The ocean exploration company OceanGate Expeditions this week released an 8K video on YouTube from its latest voyage to the site of the wreck, located at the bottom of the North Atlantic Ocean. The company said the new 8K video allows researchers to zoom in on portions of the wreck and still maintain 4K quality, which shows “phenomenal colors” and new structures on the ship not seen before. 

“Early in the video you can see the crane used for deploying the enormous 15-ton anchor still located on the deck of the shipwreck, and the shackle that was originally attached to the main mast that has now collapsed,” PH Nargeolet, a veteran Nautile submersible pilot and Titanic diver, said in a press release

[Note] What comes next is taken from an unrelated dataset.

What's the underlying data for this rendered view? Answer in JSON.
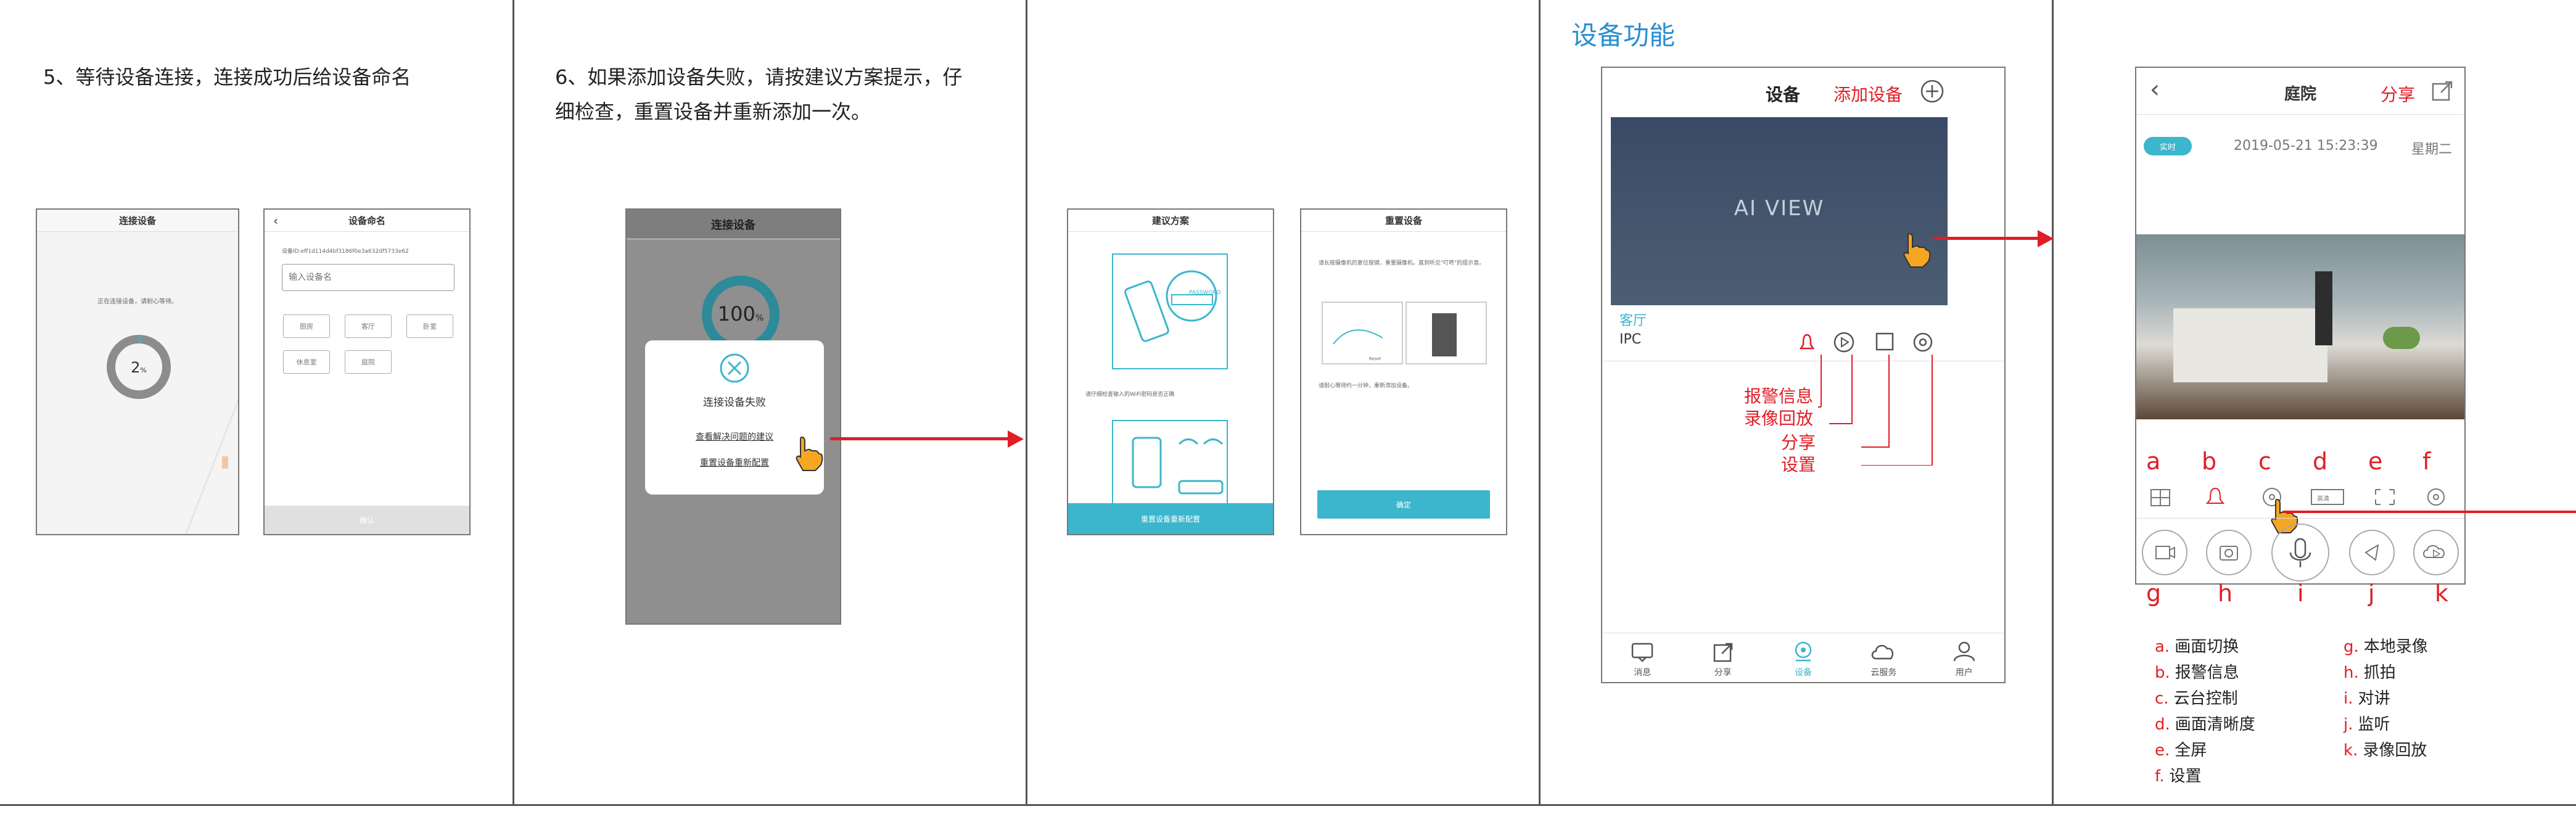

The first-of-its-kind footage also provides sharper detail of Titanic’s renowned bow, the portside anchor, and dramatic evidence of decay where some of the the ship’s rail had collapsed and fallen away.

Rory Golden, an OceanGate Expeditions Titanic expert and veteran Titanic diver, said in a press release that one of the most clips he’s seen shows one of the single-ended boilers that fell to the ocean’s floor when the Titanic broke into two. 

“I had never seen the name of the anchor maker, ‘Noah Hingley & Sons Ltd.,’ on the portside anchor,” Golden said in the news release. “I’ve been studying the wreck for decades, and have completed multiple dives, and I can’t recall seeing any other image showing this level of detail.”

Titanic’s port side anchor.

OceanGate Expeditions

Nearly 1,500 people died on Titanic after it struck an iceberg on April 14, 1912, and then sank in the early morning of April 15. The ship was heading to New York City after departing from Southampton, U.K. 

The shipwreck was first discovered in 1985 at a depth of 12,415 feet.   

OceanGate Expeditions said it is already planning for another Titanic expedition, which will embark in May of 2023.